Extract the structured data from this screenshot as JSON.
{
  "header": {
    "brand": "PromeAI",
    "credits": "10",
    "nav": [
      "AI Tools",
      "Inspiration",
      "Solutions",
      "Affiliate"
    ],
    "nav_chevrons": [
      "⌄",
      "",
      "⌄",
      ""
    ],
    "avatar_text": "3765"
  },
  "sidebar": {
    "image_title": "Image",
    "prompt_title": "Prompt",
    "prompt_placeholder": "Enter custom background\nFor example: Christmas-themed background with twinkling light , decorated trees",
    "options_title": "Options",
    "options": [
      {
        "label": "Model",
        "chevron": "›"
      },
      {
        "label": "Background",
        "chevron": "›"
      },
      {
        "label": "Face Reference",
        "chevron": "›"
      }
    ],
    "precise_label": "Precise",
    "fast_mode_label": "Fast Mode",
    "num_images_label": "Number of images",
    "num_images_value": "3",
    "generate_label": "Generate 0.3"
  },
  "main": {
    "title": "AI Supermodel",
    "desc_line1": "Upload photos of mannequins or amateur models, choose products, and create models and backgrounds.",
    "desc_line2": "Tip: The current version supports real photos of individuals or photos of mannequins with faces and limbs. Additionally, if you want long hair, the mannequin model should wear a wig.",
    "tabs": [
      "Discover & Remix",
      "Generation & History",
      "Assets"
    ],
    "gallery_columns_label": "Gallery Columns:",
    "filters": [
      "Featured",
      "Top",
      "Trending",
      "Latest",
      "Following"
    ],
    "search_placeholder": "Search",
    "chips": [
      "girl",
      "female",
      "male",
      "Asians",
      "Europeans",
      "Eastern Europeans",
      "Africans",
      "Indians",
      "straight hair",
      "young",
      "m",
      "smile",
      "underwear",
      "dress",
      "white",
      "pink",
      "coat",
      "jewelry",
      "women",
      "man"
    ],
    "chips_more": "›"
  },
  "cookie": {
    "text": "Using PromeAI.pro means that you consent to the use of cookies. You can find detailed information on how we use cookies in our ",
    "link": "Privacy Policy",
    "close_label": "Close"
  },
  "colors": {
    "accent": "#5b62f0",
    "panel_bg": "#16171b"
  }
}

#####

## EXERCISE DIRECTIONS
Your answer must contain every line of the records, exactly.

## TASK OUTPUT
Extract the structured data from this screenshot as JSON.
{
  "header": {
    "brand": "PromeAI",
    "credits": "10",
    "nav": [
      "AI Tools",
      "Inspiration",
      "Solutions",
      "Affiliate"
    ],
    "nav_chevrons": [
      "⌄",
      "",
      "⌄",
      ""
    ],
    "avatar_text": "3765"
  },
  "sidebar": {
    "image_title": "Image",
    "prompt_title": "Prompt",
    "prompt_placeholder": "Enter custom background\nFor example: Christmas-themed background with twinkling light , decorated trees",
    "options_title": "Options",
    "options": [
      {
        "label": "Model",
        "chevron": "›"
      },
      {
        "label": "Background",
        "chevron": "›"
      },
      {
        "label": "Face Reference",
        "chevron": "›"
      }
    ],
    "precise_label": "Precise",
    "fast_mode_label": "Fast Mode",
    "num_images_label": "Number of images",
    "num_images_value": "3",
    "generate_label": "Generate 0.3"
  },
  "main": {
    "title": "AI Supermodel",
    "desc_line1": "Upload photos of mannequins or amateur models, choose products, and create models and backgrounds.",
    "desc_line2": "Tip: The current version supports real photos of individuals or photos of mannequins with faces and limbs. Additionally, if you want long hair, the mannequin model should wear a wig.",
    "tabs": [
      "Discover & Remix",
      "Generation & History",
      "Assets"
    ],
    "gallery_columns_label": "Gallery Columns:",
    "filters": [
      "Featured",
      "Top",
      "Trending",
      "Latest",
      "Following"
    ],
    "search_placeholder": "Search",
    "chips": [
      "girl",
      "female",
      "male",
      "Asians",
      "Europeans",
      "Eastern Europeans",
      "Africans",
      "Indians",
      "straight hair",
      "young",
      "m",
      "smile",
      "underwear",
      "dress",
      "white",
      "pink",
      "coat",
      "jewelry",
      "women",
      "man"
    ],
    "chips_more": "›"
  },
  "cookie": {
    "text": "Using PromeAI.pro means that you consent to the use of cookies. You can find detailed information on how we use cookies in our ",
    "link": "Privacy Policy",
    "close_label": "Close"
  },
  "colors": {
    "accent": "#5b62f0",
    "panel_bg": "#16171b"
  }
}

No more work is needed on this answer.